Dataset rows describing interfaces
┌──

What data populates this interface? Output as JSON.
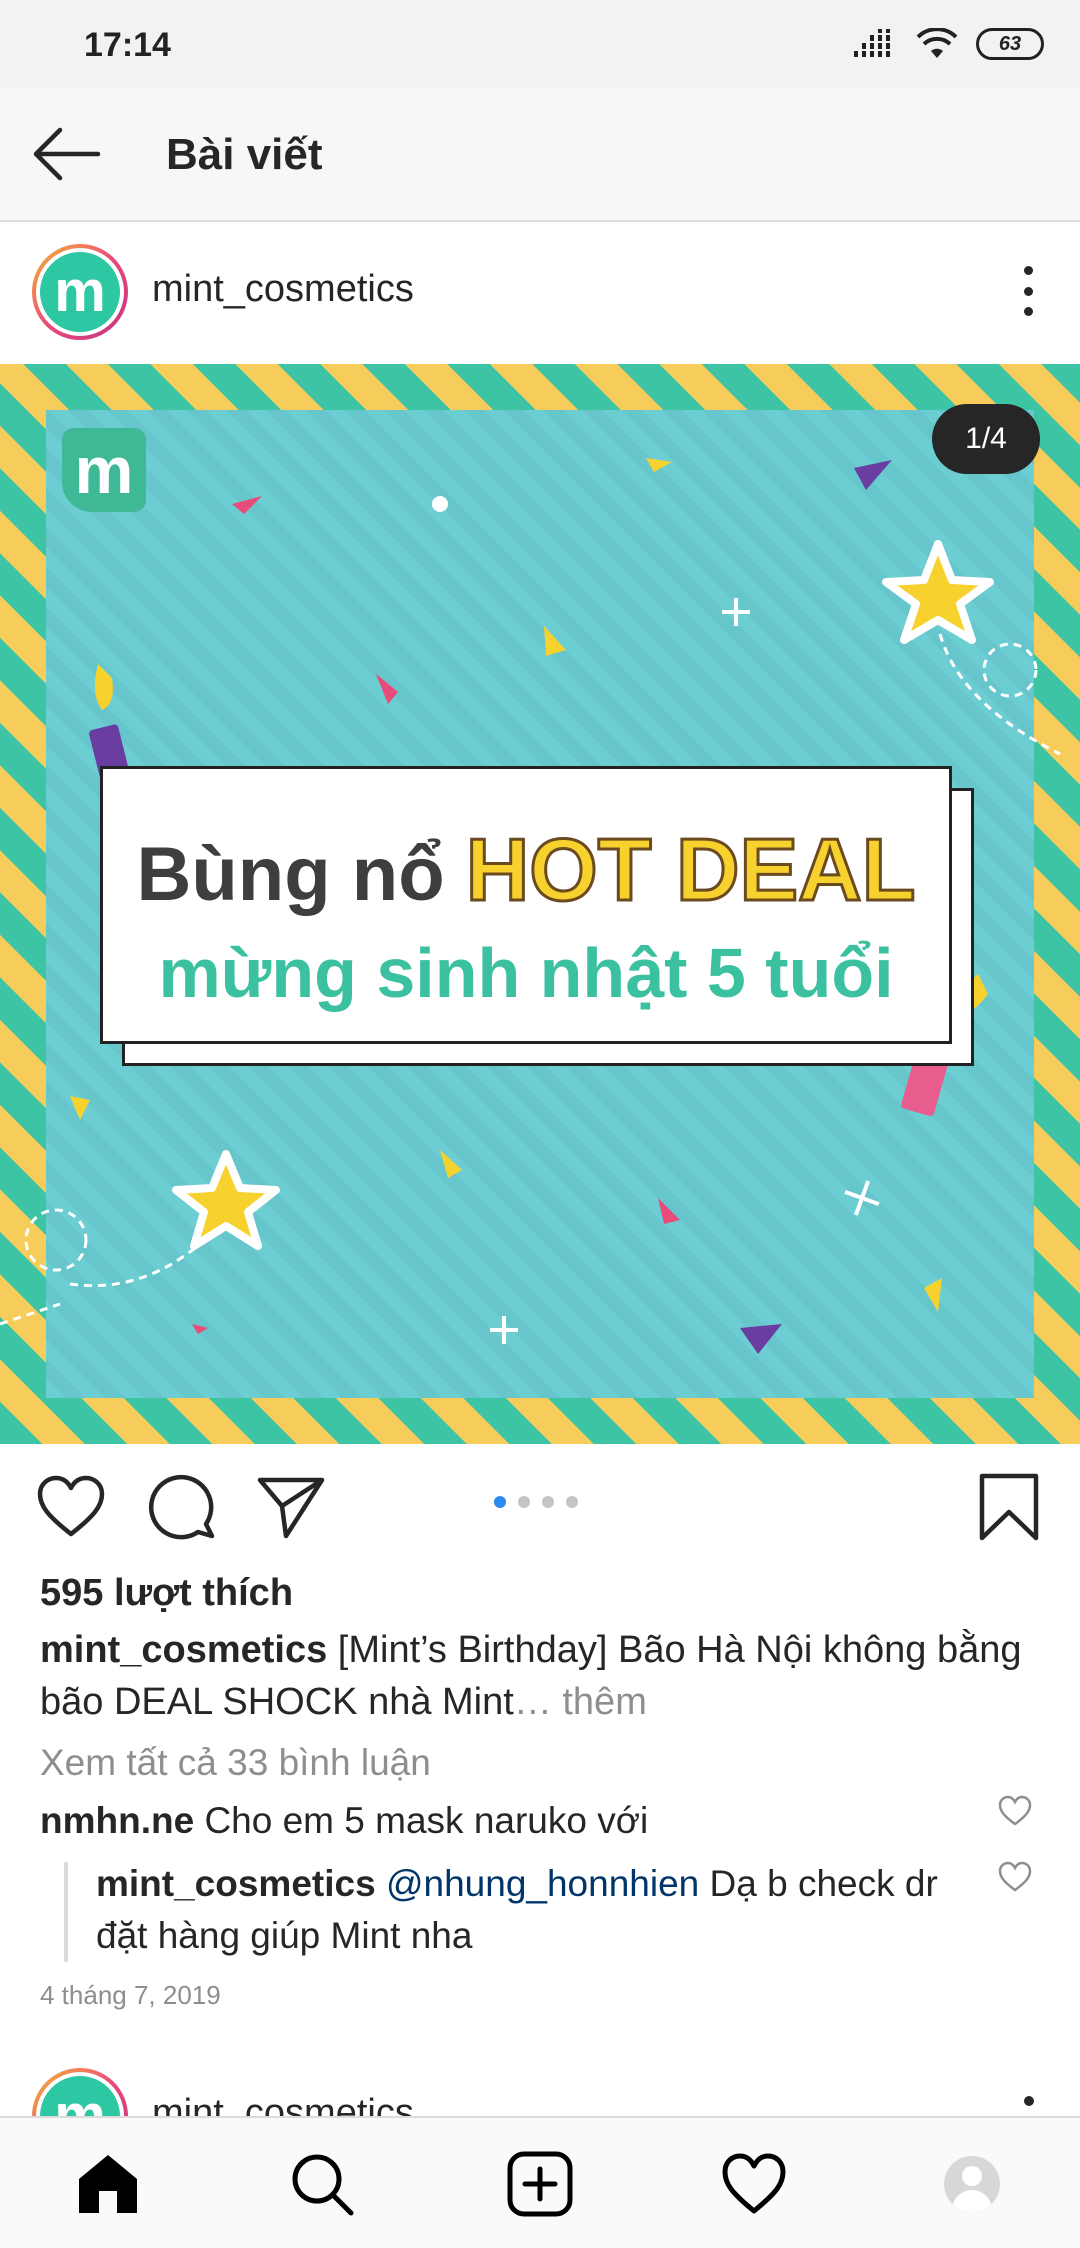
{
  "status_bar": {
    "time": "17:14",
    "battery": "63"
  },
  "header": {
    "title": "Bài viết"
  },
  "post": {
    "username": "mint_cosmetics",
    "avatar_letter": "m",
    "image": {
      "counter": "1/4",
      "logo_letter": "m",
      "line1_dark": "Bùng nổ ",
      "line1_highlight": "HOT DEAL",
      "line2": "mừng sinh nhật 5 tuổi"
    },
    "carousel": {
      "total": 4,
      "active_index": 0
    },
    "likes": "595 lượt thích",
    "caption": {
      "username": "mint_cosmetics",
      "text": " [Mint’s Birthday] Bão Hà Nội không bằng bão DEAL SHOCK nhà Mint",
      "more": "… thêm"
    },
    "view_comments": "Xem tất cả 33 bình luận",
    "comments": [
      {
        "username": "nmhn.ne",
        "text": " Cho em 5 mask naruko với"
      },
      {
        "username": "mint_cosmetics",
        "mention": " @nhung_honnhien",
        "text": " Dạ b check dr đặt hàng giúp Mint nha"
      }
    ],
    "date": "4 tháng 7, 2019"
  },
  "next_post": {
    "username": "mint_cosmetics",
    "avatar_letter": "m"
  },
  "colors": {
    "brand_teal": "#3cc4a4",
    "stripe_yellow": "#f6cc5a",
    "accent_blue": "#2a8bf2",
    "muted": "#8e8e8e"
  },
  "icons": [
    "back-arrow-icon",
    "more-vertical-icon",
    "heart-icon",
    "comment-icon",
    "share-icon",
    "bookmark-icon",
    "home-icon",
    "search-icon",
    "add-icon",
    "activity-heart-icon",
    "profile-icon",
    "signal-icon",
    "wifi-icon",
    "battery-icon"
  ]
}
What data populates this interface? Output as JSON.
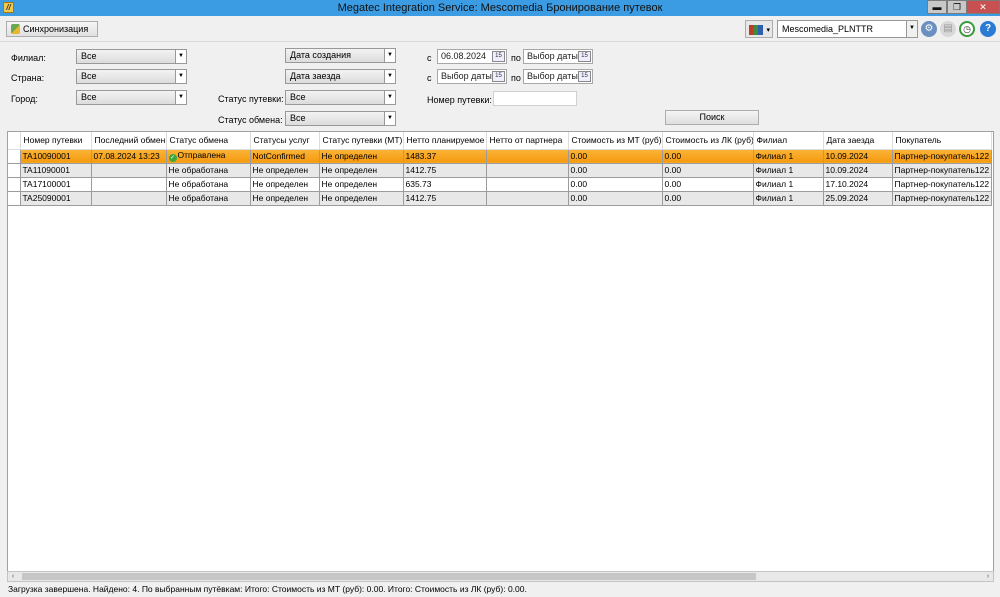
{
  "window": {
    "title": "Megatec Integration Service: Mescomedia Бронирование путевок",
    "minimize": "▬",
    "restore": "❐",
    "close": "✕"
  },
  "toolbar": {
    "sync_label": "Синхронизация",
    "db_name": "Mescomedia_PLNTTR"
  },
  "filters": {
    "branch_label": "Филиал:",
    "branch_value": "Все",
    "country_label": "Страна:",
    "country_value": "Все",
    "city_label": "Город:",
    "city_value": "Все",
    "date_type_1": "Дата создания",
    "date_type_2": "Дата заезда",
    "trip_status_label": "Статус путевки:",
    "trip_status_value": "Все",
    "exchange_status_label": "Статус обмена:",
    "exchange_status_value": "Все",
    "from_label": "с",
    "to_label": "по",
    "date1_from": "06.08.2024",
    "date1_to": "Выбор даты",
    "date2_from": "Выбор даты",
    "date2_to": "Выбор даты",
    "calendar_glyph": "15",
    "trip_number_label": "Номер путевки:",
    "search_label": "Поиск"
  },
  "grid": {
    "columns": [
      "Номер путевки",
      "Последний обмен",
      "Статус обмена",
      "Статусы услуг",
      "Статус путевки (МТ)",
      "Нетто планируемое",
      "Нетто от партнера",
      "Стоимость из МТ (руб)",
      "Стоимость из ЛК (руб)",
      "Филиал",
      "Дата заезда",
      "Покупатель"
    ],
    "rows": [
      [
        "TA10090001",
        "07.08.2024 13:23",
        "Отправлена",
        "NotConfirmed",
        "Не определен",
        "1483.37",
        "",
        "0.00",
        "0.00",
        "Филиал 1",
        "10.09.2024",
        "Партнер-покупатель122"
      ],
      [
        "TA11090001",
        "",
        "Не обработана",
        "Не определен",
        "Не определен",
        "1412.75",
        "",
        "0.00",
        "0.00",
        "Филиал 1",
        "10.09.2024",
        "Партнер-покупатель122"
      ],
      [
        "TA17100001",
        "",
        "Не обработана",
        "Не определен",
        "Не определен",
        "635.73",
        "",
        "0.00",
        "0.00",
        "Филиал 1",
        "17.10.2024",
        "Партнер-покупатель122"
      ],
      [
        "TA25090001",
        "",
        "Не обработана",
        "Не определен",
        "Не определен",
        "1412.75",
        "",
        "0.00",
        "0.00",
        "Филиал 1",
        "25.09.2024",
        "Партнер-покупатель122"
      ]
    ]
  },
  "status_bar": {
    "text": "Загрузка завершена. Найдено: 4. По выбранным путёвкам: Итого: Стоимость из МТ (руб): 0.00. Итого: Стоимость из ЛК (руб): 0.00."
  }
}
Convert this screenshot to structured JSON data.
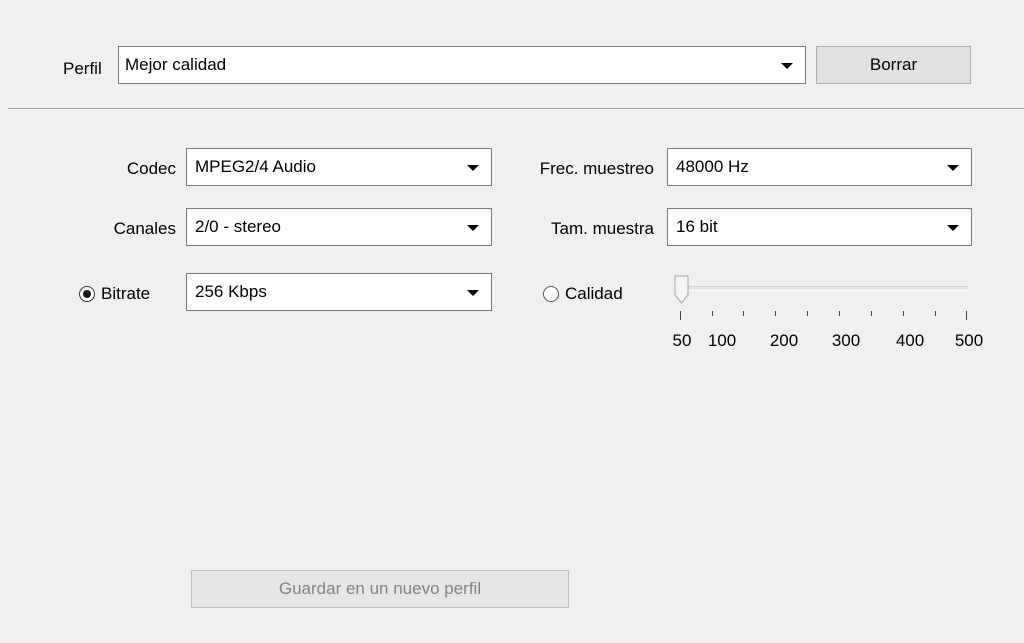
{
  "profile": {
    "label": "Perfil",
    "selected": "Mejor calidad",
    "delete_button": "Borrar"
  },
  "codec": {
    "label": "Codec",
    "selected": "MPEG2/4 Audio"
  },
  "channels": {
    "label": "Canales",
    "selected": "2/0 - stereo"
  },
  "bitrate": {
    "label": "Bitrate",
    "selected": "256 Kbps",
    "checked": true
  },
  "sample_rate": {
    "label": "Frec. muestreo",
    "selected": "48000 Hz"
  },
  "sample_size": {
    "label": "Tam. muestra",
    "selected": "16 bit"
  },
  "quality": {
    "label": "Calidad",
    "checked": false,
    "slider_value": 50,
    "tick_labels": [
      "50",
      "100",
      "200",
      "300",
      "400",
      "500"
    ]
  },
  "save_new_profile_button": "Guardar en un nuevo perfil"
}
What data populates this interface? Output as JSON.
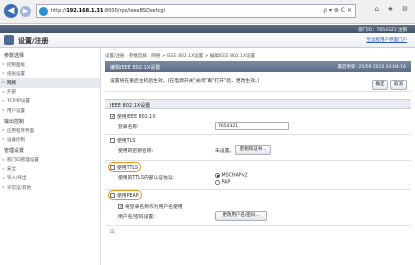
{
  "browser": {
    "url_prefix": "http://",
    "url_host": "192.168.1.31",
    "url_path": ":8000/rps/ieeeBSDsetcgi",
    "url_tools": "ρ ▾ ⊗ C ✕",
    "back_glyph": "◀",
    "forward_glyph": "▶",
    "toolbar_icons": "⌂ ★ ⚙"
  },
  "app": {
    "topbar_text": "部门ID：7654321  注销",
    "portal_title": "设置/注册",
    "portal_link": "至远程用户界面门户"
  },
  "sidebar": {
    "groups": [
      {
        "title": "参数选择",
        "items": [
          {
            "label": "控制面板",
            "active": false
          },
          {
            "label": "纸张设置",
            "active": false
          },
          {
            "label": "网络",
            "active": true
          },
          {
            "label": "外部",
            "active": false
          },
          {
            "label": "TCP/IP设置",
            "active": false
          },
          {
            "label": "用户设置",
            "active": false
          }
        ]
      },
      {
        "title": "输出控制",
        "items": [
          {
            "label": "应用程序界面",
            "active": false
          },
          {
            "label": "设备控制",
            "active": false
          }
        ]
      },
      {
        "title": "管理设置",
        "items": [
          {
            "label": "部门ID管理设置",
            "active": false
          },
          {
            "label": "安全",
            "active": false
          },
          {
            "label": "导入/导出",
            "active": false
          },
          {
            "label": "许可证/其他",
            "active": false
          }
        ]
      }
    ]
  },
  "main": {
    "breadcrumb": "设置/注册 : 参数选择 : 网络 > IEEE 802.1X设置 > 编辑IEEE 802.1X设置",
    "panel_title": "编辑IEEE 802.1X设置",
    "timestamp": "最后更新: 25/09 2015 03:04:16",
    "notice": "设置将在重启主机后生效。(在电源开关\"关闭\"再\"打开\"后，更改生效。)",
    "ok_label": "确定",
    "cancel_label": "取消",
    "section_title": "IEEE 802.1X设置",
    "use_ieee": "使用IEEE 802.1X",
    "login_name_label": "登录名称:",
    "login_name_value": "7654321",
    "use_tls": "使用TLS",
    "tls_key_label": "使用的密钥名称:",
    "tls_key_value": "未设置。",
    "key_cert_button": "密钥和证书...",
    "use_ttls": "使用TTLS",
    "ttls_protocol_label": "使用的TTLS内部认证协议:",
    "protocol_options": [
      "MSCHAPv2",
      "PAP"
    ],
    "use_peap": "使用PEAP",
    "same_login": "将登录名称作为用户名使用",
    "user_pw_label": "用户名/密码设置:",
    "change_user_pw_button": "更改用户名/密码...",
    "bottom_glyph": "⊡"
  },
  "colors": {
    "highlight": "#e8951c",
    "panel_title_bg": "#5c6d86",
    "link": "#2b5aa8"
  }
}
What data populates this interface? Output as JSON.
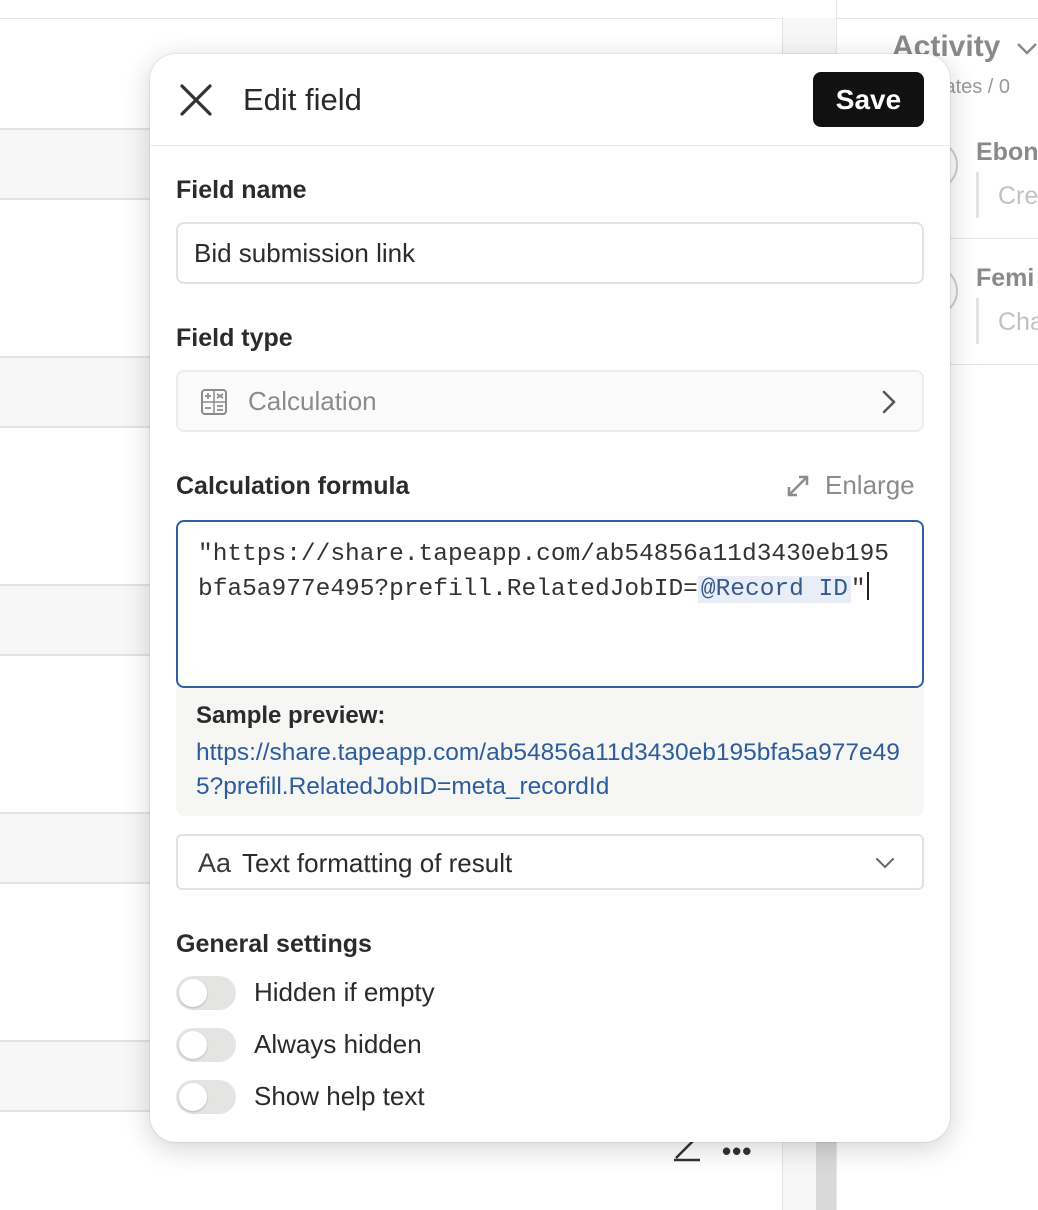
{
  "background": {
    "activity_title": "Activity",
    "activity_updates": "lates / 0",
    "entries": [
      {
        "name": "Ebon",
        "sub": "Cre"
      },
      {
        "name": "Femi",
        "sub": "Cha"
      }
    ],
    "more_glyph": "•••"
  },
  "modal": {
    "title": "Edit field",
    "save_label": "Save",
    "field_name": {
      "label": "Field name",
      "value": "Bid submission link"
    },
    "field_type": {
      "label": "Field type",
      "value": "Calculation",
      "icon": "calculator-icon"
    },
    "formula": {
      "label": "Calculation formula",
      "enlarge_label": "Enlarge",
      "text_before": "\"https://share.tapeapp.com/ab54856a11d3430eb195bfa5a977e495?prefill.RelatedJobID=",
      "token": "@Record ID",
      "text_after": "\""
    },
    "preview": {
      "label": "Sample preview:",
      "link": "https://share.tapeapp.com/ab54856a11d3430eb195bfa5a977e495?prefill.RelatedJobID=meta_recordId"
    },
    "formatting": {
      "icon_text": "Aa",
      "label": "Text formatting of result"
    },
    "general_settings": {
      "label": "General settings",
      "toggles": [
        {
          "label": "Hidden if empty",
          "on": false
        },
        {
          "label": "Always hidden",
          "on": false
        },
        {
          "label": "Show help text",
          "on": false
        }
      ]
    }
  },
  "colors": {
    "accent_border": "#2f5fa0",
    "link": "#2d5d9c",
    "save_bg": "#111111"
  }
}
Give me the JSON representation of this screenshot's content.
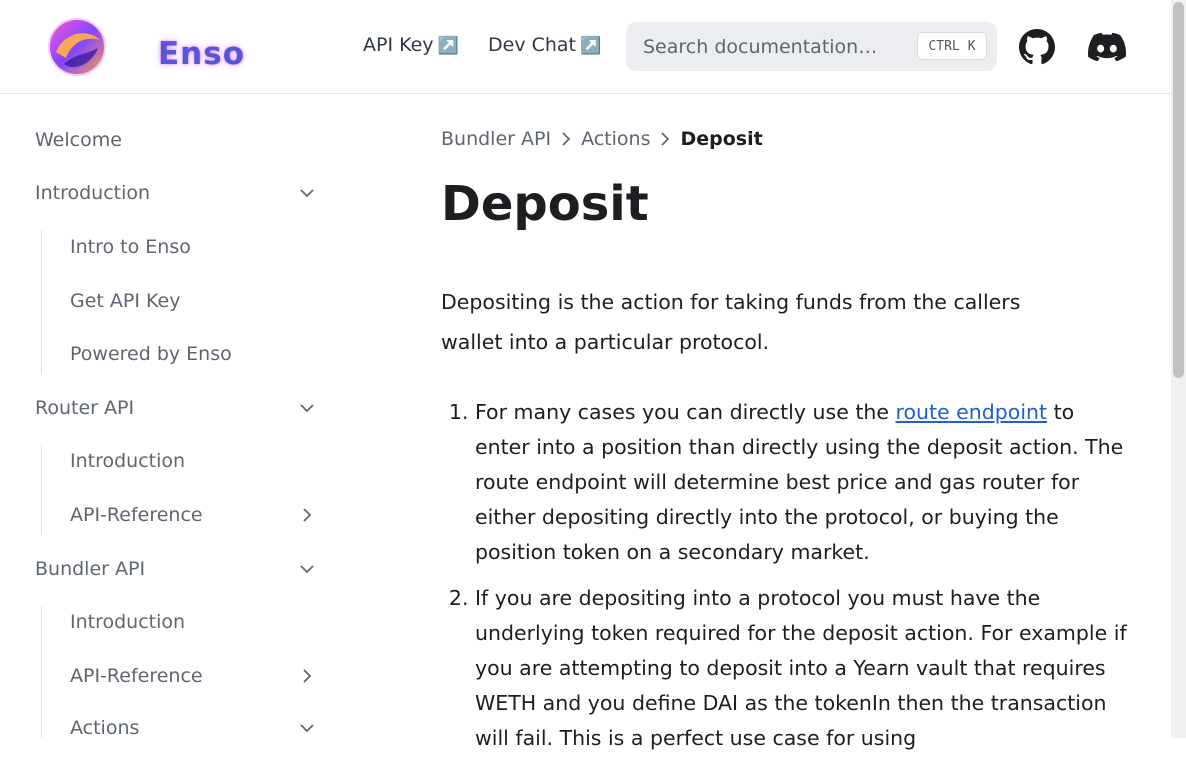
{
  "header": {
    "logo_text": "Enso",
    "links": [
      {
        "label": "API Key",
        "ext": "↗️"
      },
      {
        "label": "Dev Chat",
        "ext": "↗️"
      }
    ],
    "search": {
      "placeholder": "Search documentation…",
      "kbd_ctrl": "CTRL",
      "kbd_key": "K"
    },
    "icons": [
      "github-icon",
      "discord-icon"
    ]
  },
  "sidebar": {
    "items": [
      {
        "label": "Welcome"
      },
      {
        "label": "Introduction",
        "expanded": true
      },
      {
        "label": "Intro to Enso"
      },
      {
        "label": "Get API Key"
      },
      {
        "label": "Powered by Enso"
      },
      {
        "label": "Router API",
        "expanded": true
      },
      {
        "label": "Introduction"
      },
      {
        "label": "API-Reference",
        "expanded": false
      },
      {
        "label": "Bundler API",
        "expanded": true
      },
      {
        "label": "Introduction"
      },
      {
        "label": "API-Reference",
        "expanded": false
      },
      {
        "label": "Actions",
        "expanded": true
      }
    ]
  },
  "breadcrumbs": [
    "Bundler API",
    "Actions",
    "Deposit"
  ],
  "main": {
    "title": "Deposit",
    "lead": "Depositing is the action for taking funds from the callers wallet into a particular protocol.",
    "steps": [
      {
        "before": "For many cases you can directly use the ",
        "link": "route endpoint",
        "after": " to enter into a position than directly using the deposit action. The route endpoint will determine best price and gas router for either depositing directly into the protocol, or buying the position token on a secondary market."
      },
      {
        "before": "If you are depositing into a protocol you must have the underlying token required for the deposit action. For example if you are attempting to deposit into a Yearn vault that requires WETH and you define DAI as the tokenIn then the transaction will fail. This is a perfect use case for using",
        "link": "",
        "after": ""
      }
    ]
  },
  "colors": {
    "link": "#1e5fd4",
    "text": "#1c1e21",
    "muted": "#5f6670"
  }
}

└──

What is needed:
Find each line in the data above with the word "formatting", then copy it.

Task response:
    "formatting": {
      "label": "Text formatting of result"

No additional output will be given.